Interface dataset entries
>>
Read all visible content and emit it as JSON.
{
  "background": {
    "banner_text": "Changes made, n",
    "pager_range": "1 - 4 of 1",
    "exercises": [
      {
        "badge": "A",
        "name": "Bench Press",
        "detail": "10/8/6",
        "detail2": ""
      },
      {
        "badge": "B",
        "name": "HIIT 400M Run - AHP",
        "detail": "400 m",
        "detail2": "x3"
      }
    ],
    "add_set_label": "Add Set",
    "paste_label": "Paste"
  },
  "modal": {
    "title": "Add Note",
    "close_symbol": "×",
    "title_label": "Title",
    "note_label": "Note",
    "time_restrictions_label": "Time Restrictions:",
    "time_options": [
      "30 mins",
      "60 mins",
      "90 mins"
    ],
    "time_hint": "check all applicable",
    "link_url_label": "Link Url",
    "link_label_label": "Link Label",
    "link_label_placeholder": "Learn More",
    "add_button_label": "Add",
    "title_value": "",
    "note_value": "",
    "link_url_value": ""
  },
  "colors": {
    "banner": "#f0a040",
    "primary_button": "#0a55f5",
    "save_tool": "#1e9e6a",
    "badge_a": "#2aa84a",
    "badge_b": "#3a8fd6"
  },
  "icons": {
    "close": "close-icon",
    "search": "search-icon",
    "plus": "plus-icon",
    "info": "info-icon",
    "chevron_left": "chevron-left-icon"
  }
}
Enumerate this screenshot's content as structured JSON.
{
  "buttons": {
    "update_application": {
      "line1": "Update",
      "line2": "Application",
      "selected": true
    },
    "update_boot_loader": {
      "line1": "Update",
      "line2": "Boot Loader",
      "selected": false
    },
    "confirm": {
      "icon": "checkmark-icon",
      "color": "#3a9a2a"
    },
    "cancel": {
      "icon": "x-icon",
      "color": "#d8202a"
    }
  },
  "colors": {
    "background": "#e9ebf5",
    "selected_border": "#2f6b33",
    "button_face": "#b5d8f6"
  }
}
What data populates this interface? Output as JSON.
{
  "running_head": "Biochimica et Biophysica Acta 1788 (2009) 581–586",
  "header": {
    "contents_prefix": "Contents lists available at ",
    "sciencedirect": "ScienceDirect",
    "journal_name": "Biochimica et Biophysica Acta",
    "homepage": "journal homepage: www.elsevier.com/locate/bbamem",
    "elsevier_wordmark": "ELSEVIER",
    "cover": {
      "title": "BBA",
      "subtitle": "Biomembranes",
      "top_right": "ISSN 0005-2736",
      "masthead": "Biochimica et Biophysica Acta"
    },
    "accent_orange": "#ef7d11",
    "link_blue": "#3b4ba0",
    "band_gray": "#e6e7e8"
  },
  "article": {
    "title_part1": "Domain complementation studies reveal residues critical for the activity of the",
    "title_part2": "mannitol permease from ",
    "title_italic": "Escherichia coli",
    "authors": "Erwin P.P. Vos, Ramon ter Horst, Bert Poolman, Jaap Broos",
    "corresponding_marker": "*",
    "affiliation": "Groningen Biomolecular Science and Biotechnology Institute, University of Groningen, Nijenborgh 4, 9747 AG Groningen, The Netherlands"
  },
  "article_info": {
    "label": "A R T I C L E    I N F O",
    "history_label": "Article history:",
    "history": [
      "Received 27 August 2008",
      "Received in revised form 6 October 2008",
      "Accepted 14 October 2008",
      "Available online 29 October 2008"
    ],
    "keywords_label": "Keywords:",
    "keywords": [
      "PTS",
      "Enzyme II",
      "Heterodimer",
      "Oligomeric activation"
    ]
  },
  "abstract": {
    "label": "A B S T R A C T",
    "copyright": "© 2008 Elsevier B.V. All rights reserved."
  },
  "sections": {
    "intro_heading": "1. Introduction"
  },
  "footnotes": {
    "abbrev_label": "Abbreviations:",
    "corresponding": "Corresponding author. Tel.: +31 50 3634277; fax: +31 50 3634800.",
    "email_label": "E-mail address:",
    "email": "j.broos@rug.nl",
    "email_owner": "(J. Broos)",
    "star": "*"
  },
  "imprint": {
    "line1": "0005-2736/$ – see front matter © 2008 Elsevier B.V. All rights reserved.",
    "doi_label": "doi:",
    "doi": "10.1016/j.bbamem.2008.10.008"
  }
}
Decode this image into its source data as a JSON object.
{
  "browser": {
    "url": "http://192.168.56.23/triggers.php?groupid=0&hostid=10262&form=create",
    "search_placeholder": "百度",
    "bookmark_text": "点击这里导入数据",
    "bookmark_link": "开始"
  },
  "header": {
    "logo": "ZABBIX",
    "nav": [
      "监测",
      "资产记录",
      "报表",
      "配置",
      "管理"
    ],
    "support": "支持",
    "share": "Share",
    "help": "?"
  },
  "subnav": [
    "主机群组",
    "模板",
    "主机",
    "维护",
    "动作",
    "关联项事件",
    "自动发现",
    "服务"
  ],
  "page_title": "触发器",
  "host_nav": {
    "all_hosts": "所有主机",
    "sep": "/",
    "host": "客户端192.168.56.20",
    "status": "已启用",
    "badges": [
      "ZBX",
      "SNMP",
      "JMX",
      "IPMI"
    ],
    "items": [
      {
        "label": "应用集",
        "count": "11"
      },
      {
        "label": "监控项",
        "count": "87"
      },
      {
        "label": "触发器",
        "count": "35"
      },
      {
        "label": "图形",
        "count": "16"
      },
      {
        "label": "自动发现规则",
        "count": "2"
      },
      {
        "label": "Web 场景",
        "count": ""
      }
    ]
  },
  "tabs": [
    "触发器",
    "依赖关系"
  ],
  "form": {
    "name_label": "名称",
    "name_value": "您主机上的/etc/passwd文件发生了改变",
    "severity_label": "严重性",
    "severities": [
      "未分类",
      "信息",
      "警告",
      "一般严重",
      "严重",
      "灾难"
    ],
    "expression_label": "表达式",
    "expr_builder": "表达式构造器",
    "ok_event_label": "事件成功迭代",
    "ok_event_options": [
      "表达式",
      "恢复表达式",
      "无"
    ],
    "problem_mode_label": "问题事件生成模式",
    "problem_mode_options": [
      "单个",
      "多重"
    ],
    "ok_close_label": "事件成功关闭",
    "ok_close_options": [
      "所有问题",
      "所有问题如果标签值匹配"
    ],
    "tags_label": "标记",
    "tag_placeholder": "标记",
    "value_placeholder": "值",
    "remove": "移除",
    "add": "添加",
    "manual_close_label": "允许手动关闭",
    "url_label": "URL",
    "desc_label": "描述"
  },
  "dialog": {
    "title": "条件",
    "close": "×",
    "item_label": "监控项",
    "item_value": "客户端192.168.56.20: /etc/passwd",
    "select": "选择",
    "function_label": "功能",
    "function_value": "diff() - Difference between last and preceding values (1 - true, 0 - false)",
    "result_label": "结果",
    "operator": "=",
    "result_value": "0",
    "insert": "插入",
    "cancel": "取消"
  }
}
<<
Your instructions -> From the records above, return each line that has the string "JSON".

Answer box ->
Read all visible content and emit it as JSON.
Enumerate this screenshot's content as structured JSON.
What data populates this interface? Output as JSON.
Decode this image into its source data as a JSON object.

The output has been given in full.